This group of individuals work under the proviso that if their chosen method of fitness tracking isn’t recording, the run didn’t happen. These people can be spotted stopping periodically to check mileage and speed and throwing hissy fits when their GPS signal isn’t strong enough to record. 

4. The “new shoes for Christmas” crowd (also me)

Shiny new Free-runs not yet covered in leaves. Crisp, clean, flouro running trousers sans mud splatters. Still-white running socks. 

They look like amateurs, but don’t try to overtake. They just use Christmas/Birthdays as an opportunity to re-stock their running kit. They are not to be mistaken for vanity runners. 


Choosing a charity.

This was pretty bloody hard. The Kiltwalk was ace. It already had designated charities set. The 10k I ran in November was for Movember. 

This was different. There are HUNDREDS of deserving charities. 

In the end I chose Maggie’s Centres (click there to visit their website). They provide support and care for people living with cancer. Not just the patients, but their families and friends. Amazing stuff. 

If you visit my just-giving page (link below) you can read about WHY I chose them. My x-factor sob story if you like. Just without Louis Walsh’s peculiar smile.

Once I’d chosen the charity, it gave me a renewed sense of purpose. So now I know I can push myself to achieve my goal. 

Want to run a marathon? Get drunk, register, and tell all your friends.

Following the buzz of the Kiltwalk, I needed a new challenge. I’d started going for little jogs here and there, and decided that, despite my many previous misgivings, I actually didn’t hate it. Well….. much.

I’d been toying with the idea of training for a 10k or a half marathon. So I got a bit pissed one evening and registered for a FULL marathon. Because I’m fucking mental. 

Even worse, I’d already created a just-giving page and posted on Facebook. Here’s a link by the way…. if you want to justify my madness with a donation 🙂

So it was happening.

I received mixed feedback from various peers and friends, ranging from the incredibly supportive and “you can do it!!!” vibes through to, “you know it won’t be easy, right??”. Really?? No way. I thought I’d hop on a segue at mile 4 and cruise to the finish line…. 

Now let me get something straight… this isn’t something I’m rushing into. My drunken registration madness was back in July 2013. I’ve been in pre-training since and can now run comfortably for 40 minutes.
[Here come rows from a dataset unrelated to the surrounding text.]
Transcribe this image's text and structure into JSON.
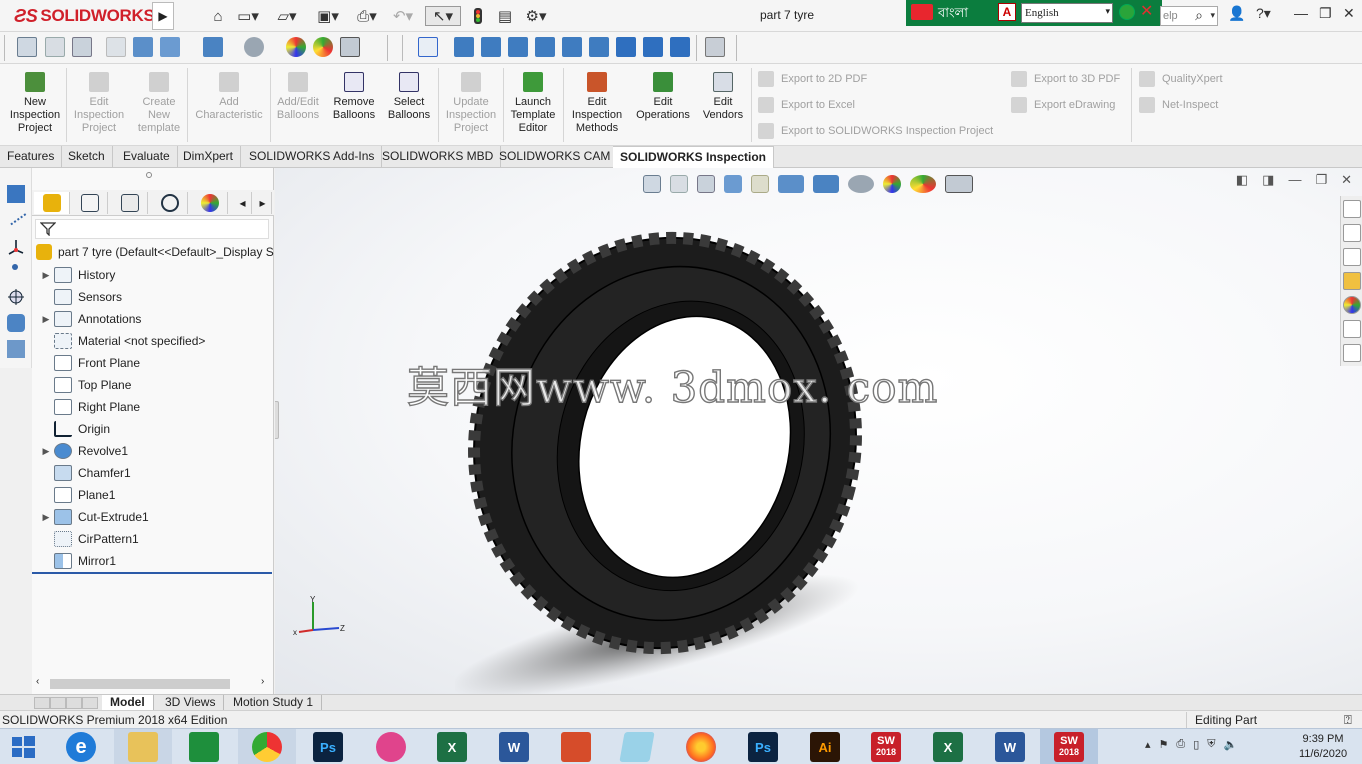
{
  "app": {
    "brand": "SOLIDWORKS",
    "document_title": "part 7 tyre",
    "language_banner": "বাংলা",
    "language_select": "English",
    "help_search_placeholder": "elp"
  },
  "ribbon": {
    "buttons": [
      {
        "label": "New\nInspection\nProject",
        "enabled": true
      },
      {
        "label": "Edit\nInspection\nProject",
        "enabled": false
      },
      {
        "label": "Create\nNew\ntemplate",
        "enabled": false
      },
      {
        "label": "Add\nCharacteristic",
        "enabled": false
      },
      {
        "label": "Add/Edit\nBalloons",
        "enabled": false
      },
      {
        "label": "Remove\nBalloons",
        "enabled": true
      },
      {
        "label": "Select\nBalloons",
        "enabled": true
      },
      {
        "label": "Update\nInspection\nProject",
        "enabled": false
      },
      {
        "label": "Launch\nTemplate\nEditor",
        "enabled": true
      },
      {
        "label": "Edit\nInspection\nMethods",
        "enabled": true
      },
      {
        "label": "Edit\nOperations",
        "enabled": true
      },
      {
        "label": "Edit\nVendors",
        "enabled": true
      }
    ],
    "exports": {
      "pdf2d": "Export to 2D PDF",
      "excel": "Export to Excel",
      "sw_project": "Export to SOLIDWORKS Inspection Project",
      "pdf3d": "Export to 3D PDF",
      "edrawing": "Export eDrawing",
      "qualityxpert": "QualityXpert",
      "netinspect": "Net-Inspect"
    }
  },
  "tabs": [
    "Features",
    "Sketch",
    "Evaluate",
    "DimXpert",
    "SOLIDWORKS Add-Ins",
    "SOLIDWORKS MBD",
    "SOLIDWORKS CAM",
    "SOLIDWORKS Inspection"
  ],
  "active_tab": "SOLIDWORKS Inspection",
  "feature_tree": {
    "root": "part 7 tyre  (Default<<Default>_Display S",
    "items": [
      {
        "label": "History",
        "expandable": true
      },
      {
        "label": "Sensors",
        "expandable": false
      },
      {
        "label": "Annotations",
        "expandable": true
      },
      {
        "label": "Material <not specified>",
        "expandable": false
      },
      {
        "label": "Front Plane",
        "expandable": false
      },
      {
        "label": "Top Plane",
        "expandable": false
      },
      {
        "label": "Right Plane",
        "expandable": false
      },
      {
        "label": "Origin",
        "expandable": false
      },
      {
        "label": "Revolve1",
        "expandable": true
      },
      {
        "label": "Chamfer1",
        "expandable": false
      },
      {
        "label": "Plane1",
        "expandable": false
      },
      {
        "label": "Cut-Extrude1",
        "expandable": true
      },
      {
        "label": "CirPattern1",
        "expandable": false
      },
      {
        "label": "Mirror1",
        "expandable": false
      }
    ]
  },
  "viewport": {
    "watermark": "莫西网www. 3dmox. com",
    "triad": {
      "x": "x",
      "y": "Y",
      "z": "Z"
    }
  },
  "model_tabs": [
    "Model",
    "3D Views",
    "Motion Study 1"
  ],
  "active_model_tab": "Model",
  "status": {
    "left": "SOLIDWORKS Premium 2018 x64 Edition",
    "right": "Editing Part"
  },
  "taskbar": {
    "apps": [
      "start",
      "internet-explorer",
      "file-explorer",
      "store",
      "chrome",
      "photoshop",
      "paint-app",
      "excel",
      "word",
      "outlook-app",
      "notes-app",
      "firefox",
      "photoshop-2",
      "illustrator",
      "solidworks-2018",
      "excel-2",
      "word-2",
      "solidworks-2018-active"
    ],
    "sw_version": "2018",
    "time": "9:39 PM",
    "date": "11/6/2020"
  },
  "colors": {
    "brand_red": "#d0202a",
    "lang_green": "#0b7d3e",
    "selection_blue": "#2b5aa8"
  }
}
My marathon training schedule has now started and I’m following one created for absolute beginners. 

Because beginners CAN do marathons. You’ve got to start somewhere, no? 

I’ve had a lot of comments about having never run in an event before too. But that’s why I’ve registered for several 10k’s and a couple of 1/2 Marathons before May 25th. 

I cannot give up, I won’t give up. Afterall, once it’s on Facebook, it’s HAPPENING.


Replacing sitting for walking.

Back in good old 2012, I was 12 stone and a size 16 (which is not fat, by the way, it’s just not a size I was comfortable being). I needed to get fit. I’d thought about running but that’s for nutters, right? No one should run. Ever. Unless it’s away from something. 

So when a colleague invited me to do the 2013 Edinburgh Kiltwalk with her, I accepted. Albeit reluctantly at first. This turned out to be the best decision of my life. (Thank you Lesley x)

On May 19th 2013, Lesley, Hilary, Helen and I walked/staggered/actually jogged for a bit to relieve the pain in my glute’s 27.2 miles (IT WAS NOT 26) and raised over £2000 for 7 different and AMAZING children’s charities. It was the best day ever. Not at the time, of course, I was in agony. And for 5 miles we were stuck behind a woman wearing a jingly jesters hat. I almost killed her. And when I had to stop at mile 19 to apply blister plasters and she overtook us again, I thought the girls were going to kill me! 

After the hip-ache ceased and my feet forgave me, I made a pledge that every year, I would do one thing to challenge myself physically, and raise money for a charity at the same time.